How Gingivitis Starts

Gingivitis, also known as gum disease, starts in areas of the mouth that you are not brushing regularly and keeping clean. Bacteria accumulate in a film on the tooth’s surface, which causes inflammation. This inflammation or swelling of the gums is usually the first sign of gingivitis.

Aside from poor dental hygiene, gingivitis may also develop from the use of tobacco products, are pregnant, have diabetes, or have a genetic predisposition to gum disease.

Preventing Gingivitis

The best means of preventing gingivitis is through a good dental routine and proper hygiene practices. It is important to start as early as possible, so it becomes a regular part of your lifestyle. Of course, brushing teeth properly is the first step towards prevention of gingivitis.

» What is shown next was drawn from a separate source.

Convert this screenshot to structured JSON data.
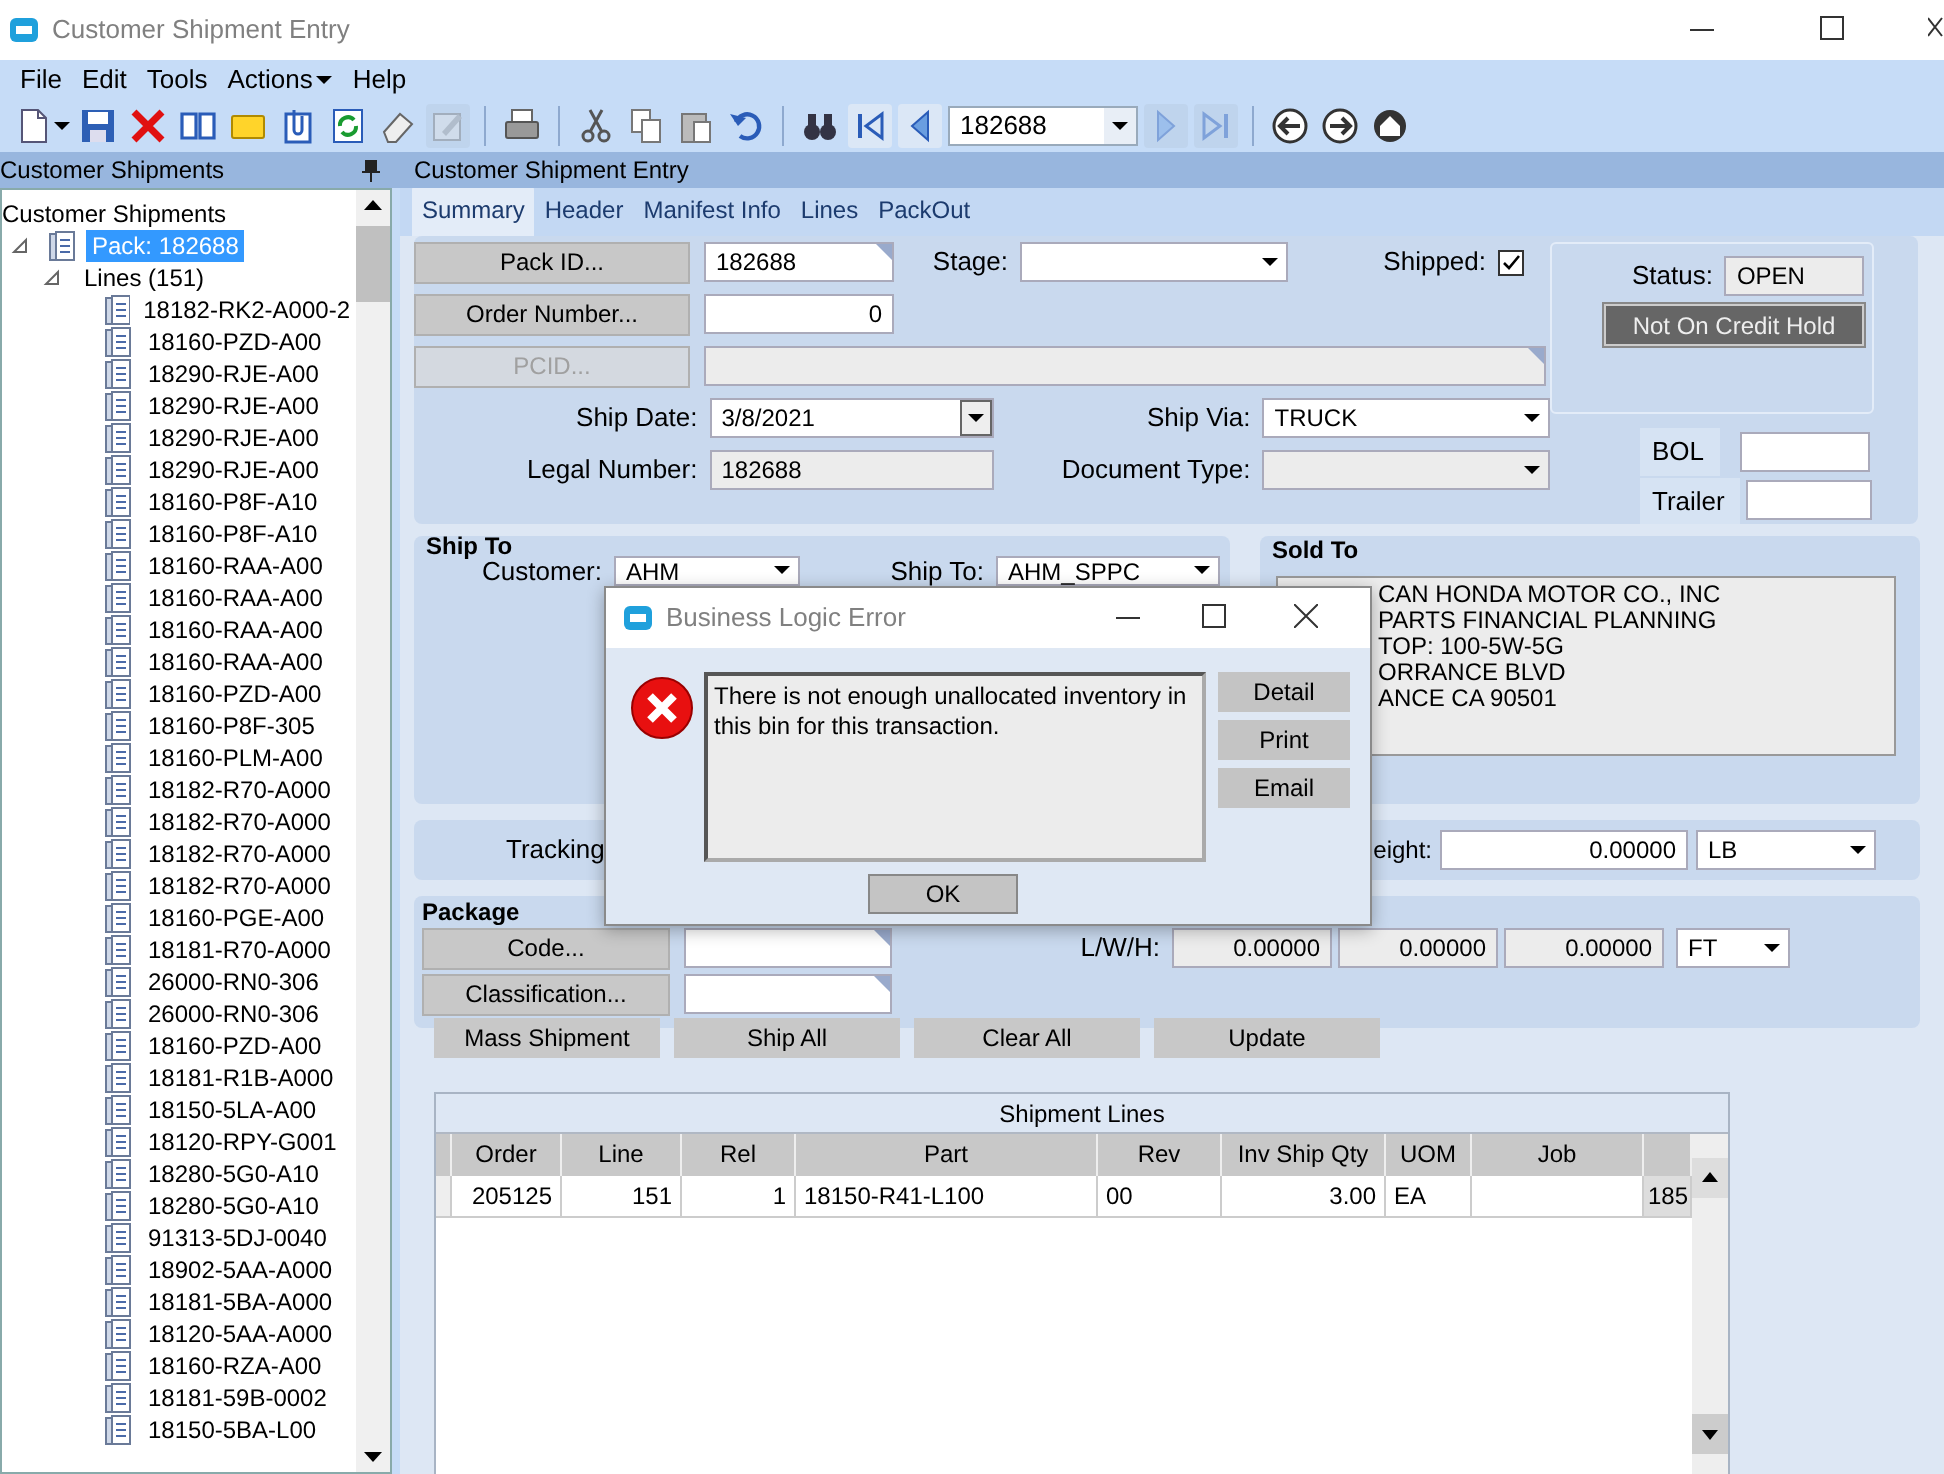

Complete cleaning with a good quality toothbrush and floss should last three to five minutes. Flossing before brushing is essential as it helps soften food particles and bacteria. It also cleans the in-between of teeth, which are areas a regular toothbrush cannot reach, ensuring maximum bacteria removal and teeth cleaning.

Make it a habit to visit your dentist or dental hygienist on a regular basis. Ideally, every 6 to 12 months should be the interval of your visits. If you identify any risk factors that increase your chance of getting gum disease, you may need more frequent cleanings and dental examinations. Example of people who have increased risk of developing gingivitis are those who are wearing braces or dental crowns that are poorly fitted.

For your dental hygiene products, use mouthwash that contains plaque-fighting and anti-bacterial formula. Keep in mind that mouth rinse and mouthwash are very different in that mouthwashes are specifically designed to remove bacteria from teeth while rinse solutions mainly freshen up the breath and leave your mouth with a cool, relaxing sensation.

Eat a well-balanced diet that helps promote oral care. Green tea, for example, is rich with catechins, which are complex compounds that combat inflammation and control bacterial buildup. Other superfoods worth trying are strawberries and kiwis, onions, Shiitake mushrooms, and low-acid, fibrous fruits and veggies.

Treating Gingivitis

Treatment of gum disease usually starts with the removal of the root cause – teeth plaque – by your dentist or dental hygienist. They would then clean the surrounding areas, from top to bottom. This is where most of the bacterial buildup is found and where the most damage ensues. This deep-cleaning process is known as scaling.

If the problem persists, your dentist will likely look at other possible causes of plaque, such as loose fillings or dental crowns. You may be requested to undergo an oral X-ray to check for any bone loss or damage. If the gingivitis is severe or persists over time, your only option may be to undergo surgery.